# Row echelon form or Reduced row echelon form?

• Sep 20th 2011, 03:00 PM
kmjt
Row echelon form or Reduced row echelon form?
http://img.photobucket.com/albums/v1...0at62230PM.png

I am very new to linear algebra and am having a bit of trouble understanding exactly what reduced row echelon form and row echelon form mean. From what I know, if a matrix is reduced row echelon form, it is always also row echelon form?

a) It follows the rule that "any row that consists of only zeroes is at the bottom of the matix", so so far it follows the definition for reduced row echelon form.

The first non-zero entry in each other row is 1: It follows this too, so so far so good.

The leading 1 of each row, after the first row, lies to the right of the leading 1 of the previous row: This is where I get confused. The whole second column is filled with zeroes, but I thought it should always be completely diagonal along the matrix (the leading 1s that is)?

What really confuses me is I thought there is supposed to be a leading 1 on every row? If the bottom row is all zeroes that is not the case. Is the bottom an exception or something, it can be all zeroes and not have a leading 1?

For a matix to be reduced row echelon form, is it correct to say that all numbers above and below the leading 1 in a column have to be 0?

What also really confuses me is the last column, isn't this the constant column? Do the same rules apply to this column?

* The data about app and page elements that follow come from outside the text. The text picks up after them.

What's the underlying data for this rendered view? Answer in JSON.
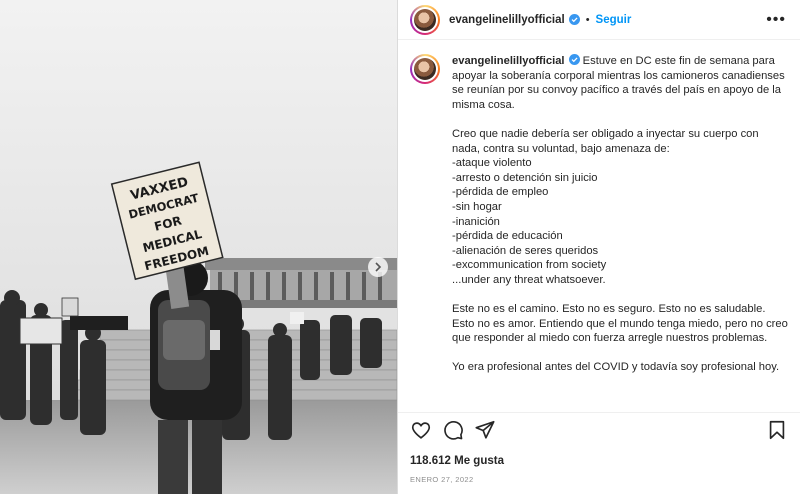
{
  "post": {
    "username": "evangelinelillyofficial",
    "follow_label": "Seguir",
    "separator": "•",
    "more_label": "•••",
    "sign_lines": [
      "VAXXED",
      "DEMOCRAT",
      "FOR",
      "MEDICAL",
      "FREEDOM"
    ],
    "caption": "Estuve en DC este fin de semana para apoyar la soberanía corporal mientras los camioneros canadienses se reunían por su convoy pacífico a través del país en apoyo de la misma cosa.\n\nCreo que nadie debería ser obligado a inyectar su cuerpo con nada, contra su voluntad, bajo amenaza de:\n-ataque violento\n-arresto o detención sin juicio\n-pérdida de empleo\n-sin hogar\n-inanición\n-pérdida de educación\n-alienación de seres queridos\n-excommunication from society\n...under any threat whatsoever.\n\nEste no es el camino. Esto no es seguro. Esto no es saludable. Esto no es amor. Entiendo que el mundo tenga miedo, pero no creo que responder al miedo con fuerza arregle nuestros problemas.\n\nYo era profesional antes del COVID y todavía soy profesional hoy.",
    "likes": "118.612 Me gusta",
    "date": "ENERO 27, 2022"
  },
  "icons": {
    "like": "heart-icon",
    "comment": "comment-icon",
    "share": "share-icon",
    "save": "bookmark-icon",
    "verified": "verified-badge-icon",
    "carousel": "chevron-right-icon"
  },
  "colors": {
    "link": "#0095f6",
    "verified": "#3897f0",
    "text": "#262626",
    "muted": "#8e8e8e"
  }
}
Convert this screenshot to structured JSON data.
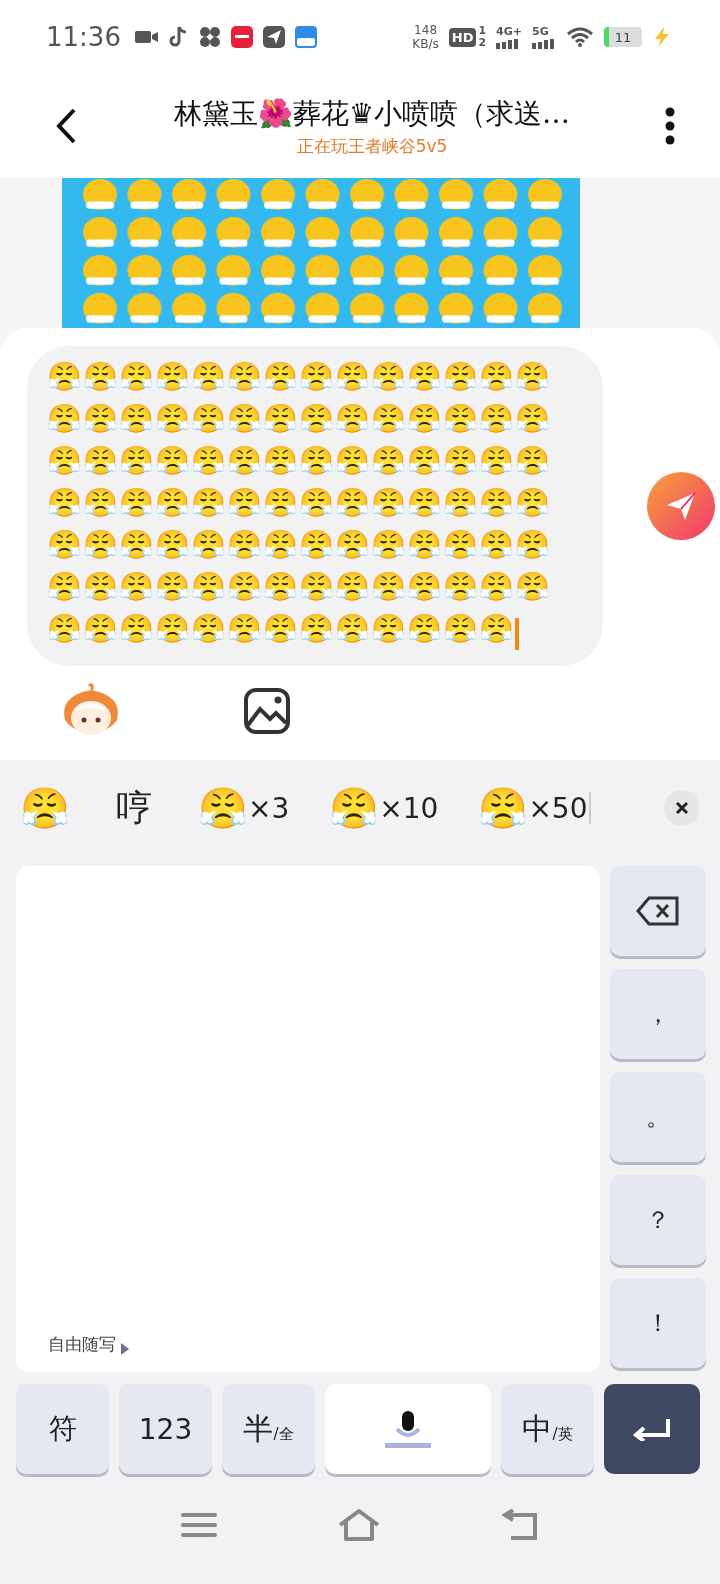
{
  "status_bar": {
    "time": "11:36",
    "net_speed": "148",
    "net_unit": "KB/s",
    "hd": "HD",
    "sim_1": "1",
    "sim_2": "2",
    "net_1": "4G+",
    "net_2": "5G",
    "battery": "11"
  },
  "header": {
    "title": "林黛玉🌺葬花♛小喷喷（求送…",
    "subtitle": "正在玩王者峡谷5v5"
  },
  "composer": {
    "value": "😤😤😤😤😤😤😤😤😤😤😤😤😤😤😤😤😤😤😤😤😤😤😤😤😤😤😤😤😤😤😤😤😤😤😤😤😤😤😤😤😤😤😤😤😤😤😤😤😤😤😤😤😤😤😤😤😤😤😤😤😤😤😤😤😤😤😤😤😤😤😤😤😤😤😤😤😤😤😤😤😤😤😤😤😤😤😤😤😤😤😤😤😤😤😤😤😤"
  },
  "suggestions": [
    {
      "emoji": "😤"
    },
    {
      "text": "哼"
    },
    {
      "emoji": "😤",
      "count": "×3"
    },
    {
      "emoji": "😤",
      "count": "×10"
    },
    {
      "emoji": "😤",
      "count": "×50"
    }
  ],
  "keyboard": {
    "handwriting_hint": "自由随写",
    "side_keys": [
      {
        "kind": "backspace"
      },
      {
        "kind": "char",
        "label": "，"
      },
      {
        "kind": "char",
        "label": "。"
      },
      {
        "kind": "char",
        "label": "？"
      },
      {
        "kind": "char",
        "label": "！"
      }
    ],
    "bottom_keys": [
      {
        "kind": "char",
        "label": "符"
      },
      {
        "kind": "char",
        "label": "123"
      },
      {
        "kind": "pair",
        "label": "半",
        "sub": "/全"
      },
      {
        "kind": "space"
      },
      {
        "kind": "pair",
        "label": "中",
        "sub": "/英"
      },
      {
        "kind": "enter"
      }
    ]
  }
}
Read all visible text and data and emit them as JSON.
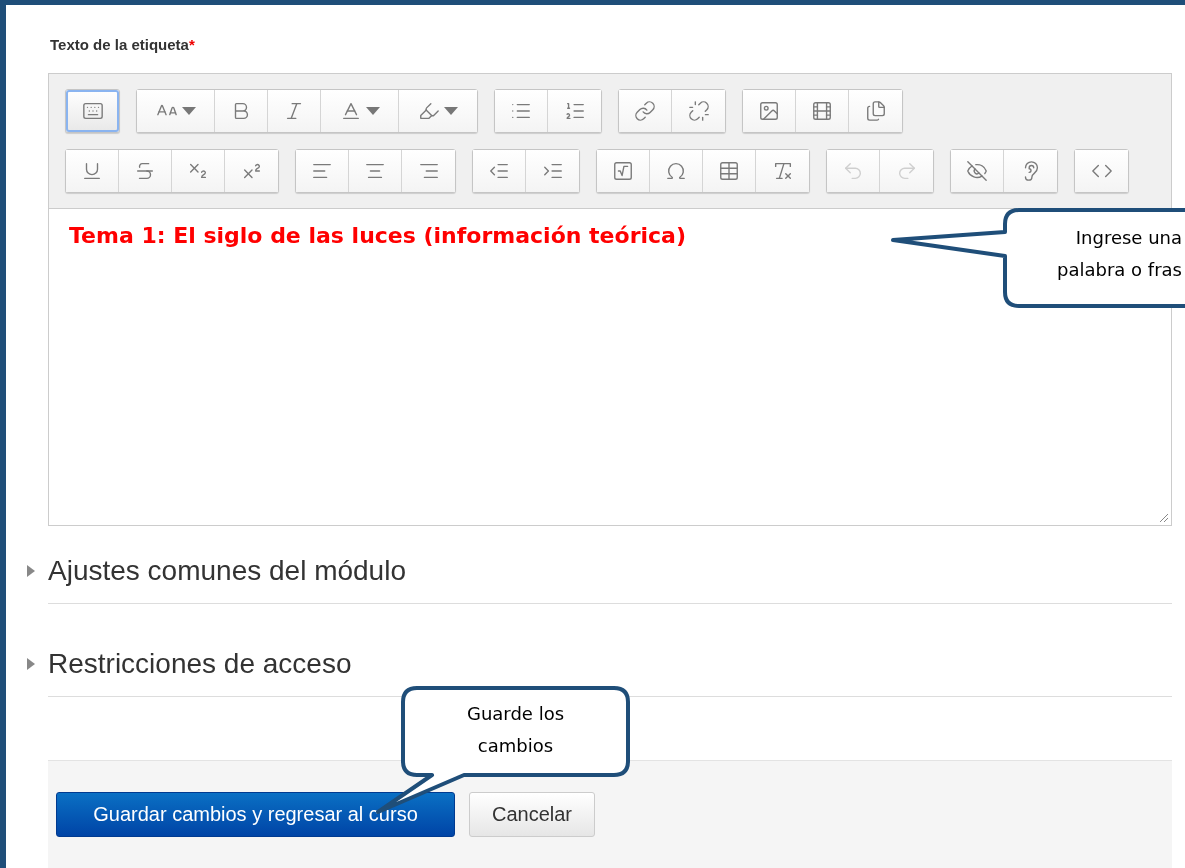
{
  "field": {
    "label": "Texto de la etiqueta",
    "required_mark": "*"
  },
  "toolbar": {
    "rows": [
      {
        "groups": [
          {
            "buttons": [
              {
                "kind": "toggle",
                "active": true,
                "disabled": false
              }
            ]
          },
          {
            "buttons": [
              {
                "kind": "fontsize",
                "active": false,
                "disabled": false
              },
              {
                "kind": "bold",
                "active": false,
                "disabled": false
              },
              {
                "kind": "italic",
                "active": false,
                "disabled": false
              },
              {
                "kind": "color",
                "active": false,
                "disabled": false
              },
              {
                "kind": "highlight",
                "active": false,
                "disabled": false
              }
            ]
          },
          {
            "buttons": [
              {
                "kind": "bullets",
                "active": false,
                "disabled": false
              },
              {
                "kind": "numbers",
                "active": false,
                "disabled": false
              }
            ]
          },
          {
            "buttons": [
              {
                "kind": "link",
                "active": false,
                "disabled": false
              },
              {
                "kind": "unlink",
                "active": false,
                "disabled": false
              }
            ]
          },
          {
            "buttons": [
              {
                "kind": "image",
                "active": false,
                "disabled": false
              },
              {
                "kind": "media",
                "active": false,
                "disabled": false
              },
              {
                "kind": "file",
                "active": false,
                "disabled": false
              }
            ]
          }
        ]
      },
      {
        "groups": [
          {
            "buttons": [
              {
                "kind": "underline",
                "active": false,
                "disabled": false
              },
              {
                "kind": "strike",
                "active": false,
                "disabled": false
              },
              {
                "kind": "subscript",
                "active": false,
                "disabled": false
              },
              {
                "kind": "superscript",
                "active": false,
                "disabled": false
              }
            ]
          },
          {
            "buttons": [
              {
                "kind": "alignleft",
                "active": false,
                "disabled": false
              },
              {
                "kind": "aligncenter",
                "active": false,
                "disabled": false
              },
              {
                "kind": "alignright",
                "active": false,
                "disabled": false
              }
            ]
          },
          {
            "buttons": [
              {
                "kind": "outdent",
                "active": false,
                "disabled": false
              },
              {
                "kind": "indent",
                "active": false,
                "disabled": false
              }
            ]
          },
          {
            "buttons": [
              {
                "kind": "equation",
                "active": false,
                "disabled": false
              },
              {
                "kind": "symbol",
                "active": false,
                "disabled": false
              },
              {
                "kind": "table",
                "active": false,
                "disabled": false
              },
              {
                "kind": "clear",
                "active": false,
                "disabled": false
              }
            ]
          },
          {
            "buttons": [
              {
                "kind": "undo",
                "active": false,
                "disabled": true
              },
              {
                "kind": "redo",
                "active": false,
                "disabled": true
              }
            ]
          },
          {
            "buttons": [
              {
                "kind": "accessibility",
                "active": false,
                "disabled": false
              },
              {
                "kind": "screenreader",
                "active": false,
                "disabled": false
              }
            ]
          },
          {
            "buttons": [
              {
                "kind": "html",
                "active": false,
                "disabled": false
              }
            ]
          }
        ]
      }
    ]
  },
  "editor": {
    "content": "Tema 1: El siglo de las luces (información teórica)"
  },
  "sections": [
    {
      "title": "Ajustes comunes del módulo",
      "expanded": false
    },
    {
      "title": "Restricciones de acceso",
      "expanded": false
    }
  ],
  "buttons": [
    {
      "label": "Guardar cambios y regresar al curso",
      "kind": "primary"
    },
    {
      "label": "Cancelar",
      "kind": "secondary"
    }
  ],
  "callouts": [
    {
      "lines": [
        "Ingrese una",
        "palabra o fras"
      ]
    },
    {
      "lines": [
        "Guarde los",
        "cambios"
      ]
    }
  ]
}
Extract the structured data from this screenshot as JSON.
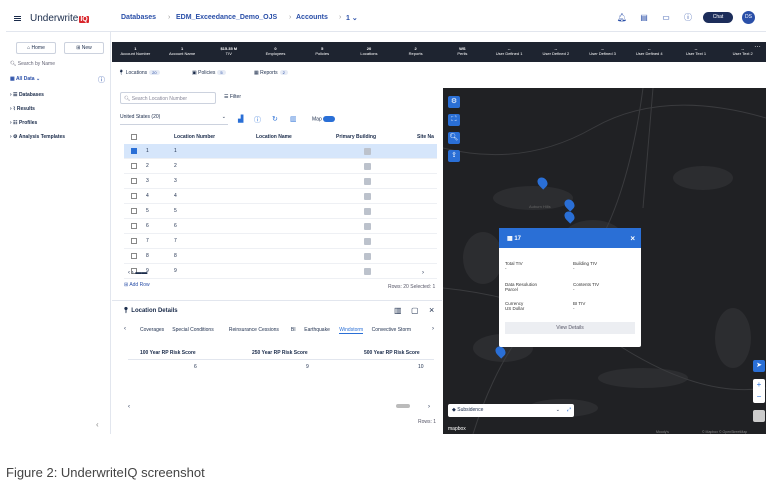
{
  "app": {
    "brand": "Underwrite",
    "brand_badge": "IQ"
  },
  "breadcrumb": [
    "Databases",
    "EDM_Exceedance_Demo_OJS",
    "Accounts",
    "1"
  ],
  "header": {
    "chat_label": "Chat",
    "user_initials": "DS"
  },
  "sidebar": {
    "home": "Home",
    "new": "New",
    "search_placeholder": "Search by Name",
    "filter": "All Data",
    "items": [
      "Databases",
      "Results",
      "Profiles",
      "Analysis Templates"
    ]
  },
  "stats": [
    {
      "v": "1",
      "l": "Account Number"
    },
    {
      "v": "1",
      "l": "Account Name"
    },
    {
      "v": "$15.35 M",
      "l": "TIV"
    },
    {
      "v": "0",
      "l": "Employees"
    },
    {
      "v": "5",
      "l": "Policies"
    },
    {
      "v": "20",
      "l": "Locations"
    },
    {
      "v": "2",
      "l": "Reports"
    },
    {
      "v": "WS",
      "l": "Perils"
    },
    {
      "v": "--",
      "l": "User Defined 1"
    },
    {
      "v": "--",
      "l": "User Defined 2"
    },
    {
      "v": "--",
      "l": "User Defined 3"
    },
    {
      "v": "--",
      "l": "User Defined 4"
    },
    {
      "v": "--",
      "l": "User Text 1"
    },
    {
      "v": "--",
      "l": "User Text 2"
    }
  ],
  "tabs": [
    {
      "label": "Locations",
      "count": "20"
    },
    {
      "label": "Policies",
      "count": "5"
    },
    {
      "label": "Reports",
      "count": "2"
    }
  ],
  "grid": {
    "search_placeholder": "Search Location Number",
    "filter_label": "Filter",
    "country": "United States (20)",
    "map_toggle": "Map",
    "headers": [
      "Location Number",
      "Location Name",
      "Primary Building",
      "Site Na"
    ],
    "rows": [
      "1",
      "2",
      "3",
      "4",
      "5",
      "6",
      "7",
      "8",
      "9"
    ],
    "add_row": "Add Row",
    "rows_footer": "Rows: 20 Selected: 1"
  },
  "details": {
    "title": "Location Details",
    "tabs": [
      "Coverages",
      "Special Conditions",
      "Reinsurance Cessions",
      "BI",
      "Earthquake",
      "Windstorm",
      "Convective Storm"
    ],
    "active_tab": "Windstorm",
    "cols": [
      "100 Year RP Risk Score",
      "250 Year RP Risk Score",
      "500 Year RP Risk Score"
    ],
    "vals": [
      "6",
      "9",
      "10"
    ],
    "rows_footer": "Rows: 1"
  },
  "popup": {
    "id": "17",
    "f1l": "Total TIV",
    "f1v": "-",
    "f2l": "Building TIV",
    "f2v": "-",
    "f3l": "Data Resolution",
    "f3v": "Parcel",
    "f4l": "Contents TIV",
    "f4v": "-",
    "f5l": "Currency",
    "f5v": "US Dollar",
    "f6l": "BI TIV",
    "f6v": "-",
    "button": "View Details"
  },
  "map": {
    "layer": "Subsidence",
    "attribution": "mapbox",
    "copyright": "© Mapbox © OpenStreetMap",
    "moodys": "Moody's"
  },
  "caption": "Figure 2: UnderwriteIQ screenshot"
}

For d), it looks like the leading 1 doesn't start until row 2. Or it is in the constant column, which makes it out of the diagonal line.
• Sep 20th 2011, 11:20 PM
Deveno
Re: Row echelon form or Reduced row echelon form?
it is possible for a matrix to have fewer leading 1's than rows in reduced row echelon form. in this case, some number of rows at the bottom will be all 0's. the leading 1's may not always be on the diagonal.

for your matrix (a) it is indeed in reduced row echelon form. the 2nd leading 1 in row 2 is indeed rightward of the leading 1 in row 1 (which is always on the diagonal, unless the matrix is the 0-matrix). more importantly, the entire 3rd column is 0's except for the 1 in the 2nd row. the only relevant entry in the last column of matrix (a) is the one in the 3rd row. since the leading 1 of row 2 is in column 3, the first 3 entries of row 3 MUST be 0 for (a) to be in either rref form or echelon form, and the 4th entry must either be 0, or 1 if non-zero. since the 4th entry in row 3 is 0, the entries above it might be any number. if the 4th entry had been 1, in order for the matrix (a) to be in rref form, the entries above it would then have to be 0.

think of it like this: no matter what multiple of row 3 we add/subtract from rows 1 or 2, nothing will change. this matrix is equivalent to the following set of equations:

x = -5w
z = -4w

if you were solving for (x,y,z,w), you could pick any values you like for y and w, then x and z are determined. the matrix has 2 non-zero rows in rref form, and it is no coincidence that you must make 2 choices to solve the system of equations. this number, 2, is the rank of the system (or of the associated matrix).

the main difference between reduced row echelon form and row ecehelon form, is that the numbers above the leading 1 may be non-zero in row echelon form, but must be 0 in reduced row echelon form. in both cases, the entries in a column containing a leading 1 must be 0 below the leading 1 (or else the leading 1 in a subsequent row wouldn't be to the right of some previous leading 1).

in matrix (d) the leading 1 in row 2 is NOT to the right of the leading 1 in row 1. it is 2 places to the LEFT. thus this matrix is neither in reduced row echelon form nor row ecehlon form.
• Sep 21st 2011, 09:25 AM
kmjt
Re: Row echelon form or Reduced row echelon form?
Thanks! So so far I have

a) both reduced row echelon and row echelon form

b) row echelon form (not reduced because there is a non zero above leading 1 in column 2)

c) (not quite sure)

d) neither because the leading 1 in columns 1 and 2 are to the left of the leading 1 in column 3

e) row echelon form (not reduced because of non zeroes above leading 1 in column 3)

I'm not quite sure of c) though. Would that be reduced row echelon form.. even though there is only one leading 1 in the entire matrix :S
• Sep 21st 2011, 09:36 AM
tangibleLime
Re: Row echelon form or Reduced row echelon form?
C wouldn't be in reduced row echelon form because of that 4 in the 4th column, 2nd row. Every leading coefficient must be 1.
• Sep 21st 2011, 10:29 AM
kmjt
Re: Row echelon form or Reduced row echelon form?
The last column is what always confuses me. There always seems to be random numbers in there. So c) has a 4 in the last column which makes it not reduced, however in a) there are also random numbers (5 and 4) yet that is reduced?
• Sep 21st 2011, 01:32 PM
tangibleLime
Re: Row echelon form or Reduced row echelon form?
C is not in RREF only because that 4 is not a 1. If you divide that row by 4 (or multiply by 1/4), you will end up with a RREF matrix.

As for random numbers in the last column, that's okay. Not every column needs to have a pivot.